━━ Records for processing

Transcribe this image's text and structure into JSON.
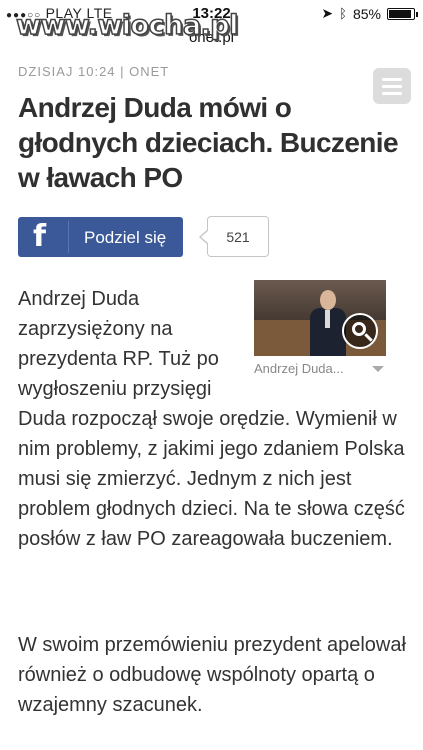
{
  "status_bar": {
    "carrier": "PLAY",
    "network": "LTE",
    "time": "13:22",
    "battery_percent": "85%",
    "battery_level": 0.85
  },
  "url_bar": {
    "host": "onet.pl"
  },
  "watermark": {
    "text": "www.wiocha.pl"
  },
  "article": {
    "meta": "DZISIAJ 10:24 | ONET",
    "headline": "Andrzej Duda mówi o głodnych dzieciach. Buczenie w ławach PO",
    "share": {
      "label": "Podziel się",
      "count": "521",
      "icon": "facebook-icon"
    },
    "image_caption": "Andrzej Duda...",
    "paragraph1_wrapped": "Andrzej Duda zaprzysiężony na prezydenta RP. Tuż po wygłoszeniu przysięgi",
    "paragraph1_rest": "Duda rozpoczął swoje orędzie. Wymienił w nim problemy, z jakimi jego zdaniem Polska musi się zmierzyć. Jednym z nich jest problem głodnych dzieci. Na te słowa część posłów z ław PO zareagowała buczeniem.",
    "paragraph2": "W swoim przemówieniu prezydent apelował również o odbudowę wspólnoty opartą o wzajemny szacunek."
  },
  "colors": {
    "facebook_blue": "#3b5998",
    "meta_gray": "#9a9a9a",
    "text": "#333333"
  }
}
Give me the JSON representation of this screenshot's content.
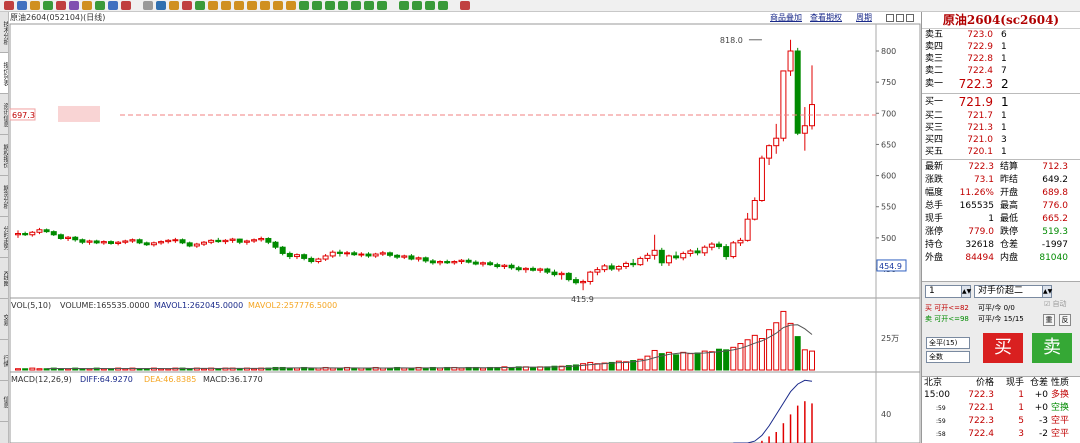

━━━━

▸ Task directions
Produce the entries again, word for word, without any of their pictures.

▸ Response for this exercise
Transcribe this image's text and structure into JSON.
{
  "status_bar": {
    "carrier": "PLAY",
    "network": "LTE",
    "time": "13:22",
    "battery_percent": "85%",
    "battery_level": 0.85
  },
  "url_bar": {
    "host": "onet.pl"
  },
  "watermark": {
    "text": "www.wiocha.pl"
  },
  "article": {
    "meta": "DZISIAJ 10:24 | ONET",
    "headline": "Andrzej Duda mówi o głodnych dzieciach. Buczenie w ławach PO",
    "share": {
      "label": "Podziel się",
      "count": "521",
      "icon": "facebook-icon"
    },
    "image_caption": "Andrzej Duda...",
    "paragraph1_wrapped": "Andrzej Duda zaprzysiężony na prezydenta RP. Tuż po wygłoszeniu przysięgi",
    "paragraph1_rest": "Duda rozpoczął swoje orędzie. Wymienił w nim problemy, z jakimi jego zdaniem Polska musi się zmierzyć. Jednym z nich jest problem głodnych dzieci. Na te słowa część posłów z ław PO zareagowała buczeniem.",
    "paragraph2": "W swoim przemówieniu prezydent apelował również o odbudowę wspólnoty opartą o wzajemny szacunek."
  },
  "colors": {
    "facebook_blue": "#3b5998",
    "meta_gray": "#9a9a9a",
    "text": "#333333"
  }
}
Give me the JSON representation of this screenshot's content.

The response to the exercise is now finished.